As stylist Courtney Mays explained of the widely celebrated piece, pulling off such a feat of fashion had long been a goal.
“From the beginning, my mission was to create a garment that incorporated all 107 schools,” Mays told GQ Sports, who also shared photos of the front and back of the jacket. “It has become increasingly more important to me to acknowledge and preserve the legacy of the collective of institutions that have educated our community.”
Noting that the charge for amplifying these institutions has been led in part by Paul and Beyoncé, Mays praised other players and public figures for joining in, adding that it’s integral to “celebrate schools that do not normally get the platform” at this level.
“The legacy of these institutions is powerful and deeply woven into the history of Black culture,” Mays said. “During a time when all the greats of the NBA come together on the world stage (especially in a state where so many HBCUs were founded), it was unquestionably the moment to showcase not 1 but ALL HBCUs.”
Back in February, Paul spoke with CBS News about his appreciation for the history behind these important institutions. While Paul himself didn’t attend an HBCU, he’s remained a public supporter and amplifier of their causes after digging into their history once he got older.

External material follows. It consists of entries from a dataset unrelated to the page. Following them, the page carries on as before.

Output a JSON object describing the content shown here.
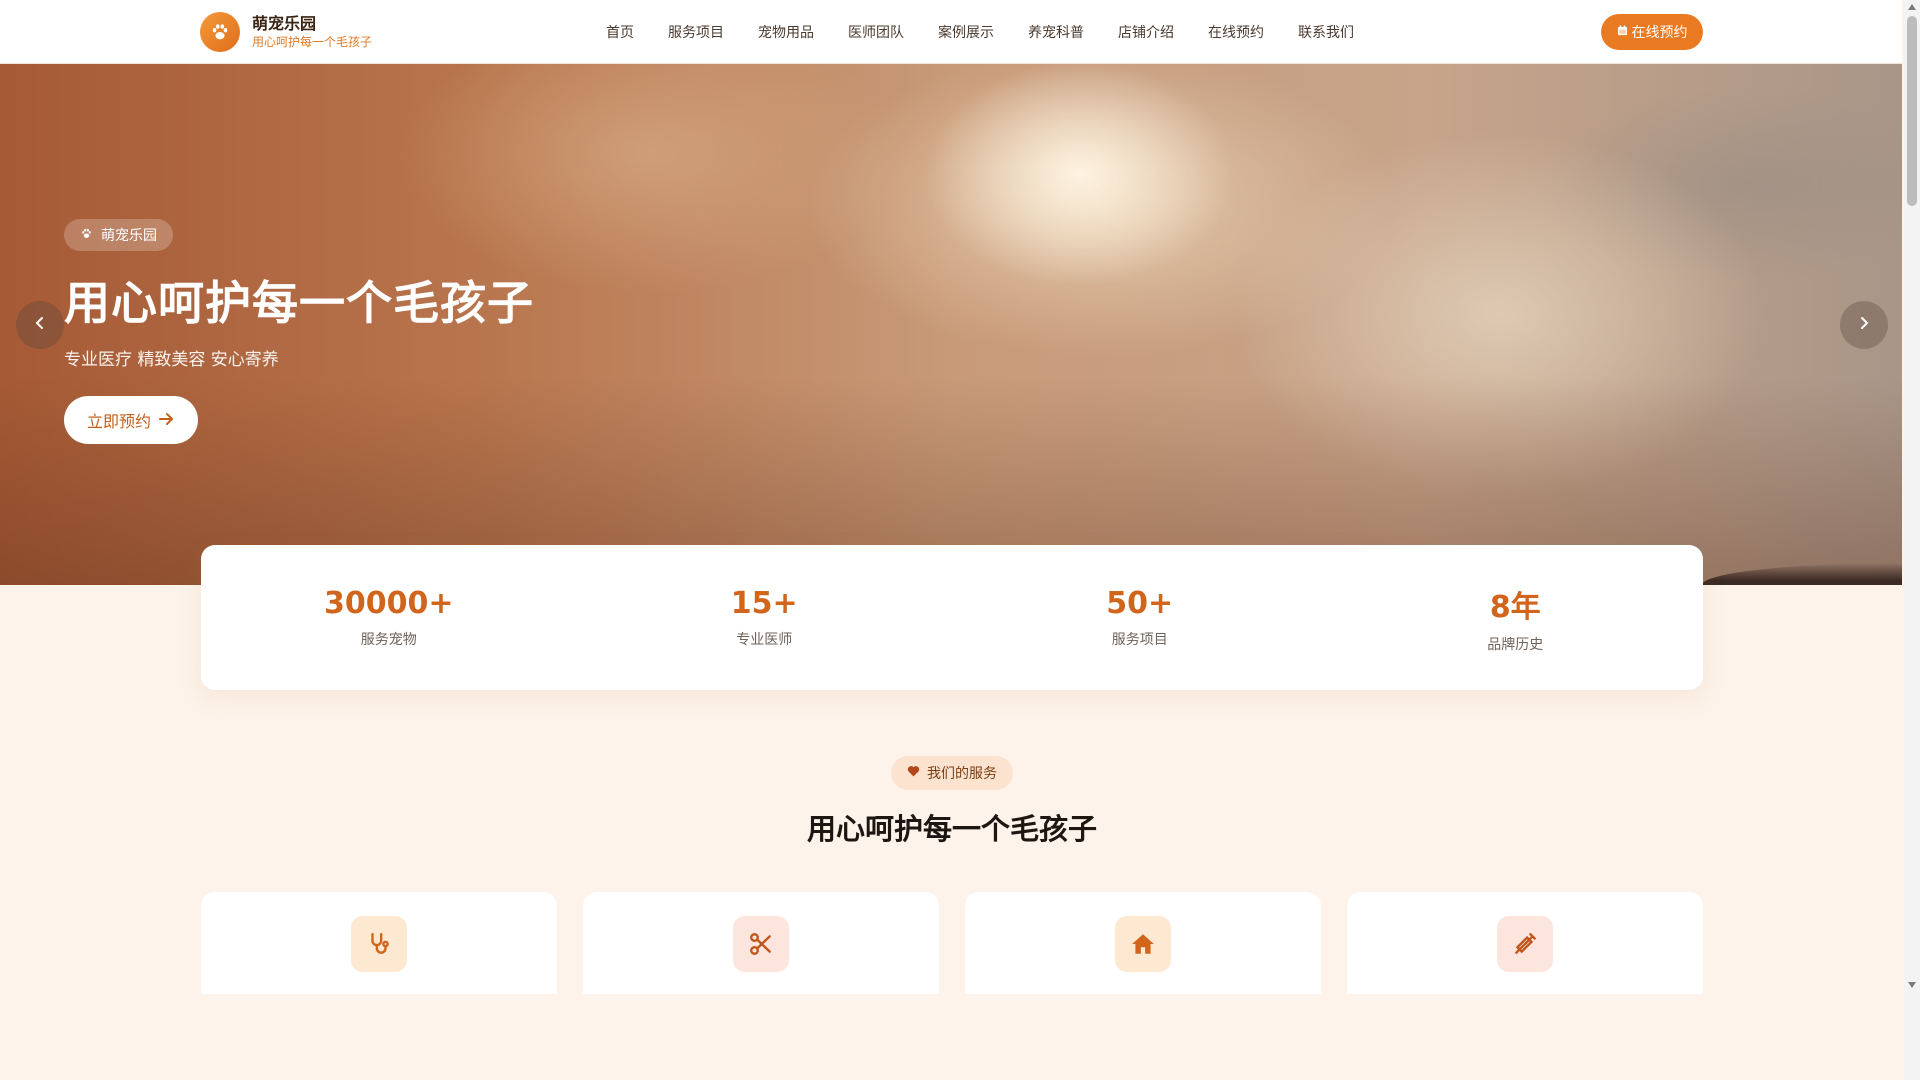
{
  "header": {
    "logo_name": "萌宠乐园",
    "logo_slogan": "用心呵护每一个毛孩子",
    "nav": [
      "首页",
      "服务项目",
      "宠物用品",
      "医师团队",
      "案例展示",
      "养宠科普",
      "店铺介绍",
      "在线预约",
      "联系我们"
    ],
    "cta_label": "在线预约"
  },
  "hero": {
    "tag": "萌宠乐园",
    "title": "用心呵护每一个毛孩子",
    "subtitle": "专业医疗 精致美容 安心寄养",
    "button_label": "立即预约"
  },
  "stats": [
    {
      "value": "30000+",
      "label": "服务宠物"
    },
    {
      "value": "15+",
      "label": "专业医师"
    },
    {
      "value": "50+",
      "label": "服务项目"
    },
    {
      "value": "8年",
      "label": "品牌历史"
    }
  ],
  "services": {
    "tag": "我们的服务",
    "title": "用心呵护每一个毛孩子",
    "cards": [
      {
        "icon": "stethoscope-icon"
      },
      {
        "icon": "scissors-icon"
      },
      {
        "icon": "house-icon"
      },
      {
        "icon": "syringe-icon"
      }
    ]
  },
  "colors": {
    "accent": "#ea7a22",
    "stat_number": "#d0651b",
    "page_background": "#fdf3ea"
  }
}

“I just want to make sure everyone understands that HBCUs are not less than, they’re very capable and important to our history, to our culture, to everything,” Paul said at the time.
Also in February, Paul and ESPN personality Stephen A. Smith dropped the Why Not Us documentary, which focuses on the lack of resources and money facing HBCU sports programs by following the North Carolina Central men’s team during the pandemic-complicated 2020/21 season.
Sunday’s All-Star Game in Atlanta, notably, generated millions of dollars for HBCUs via donations to scholarship funds.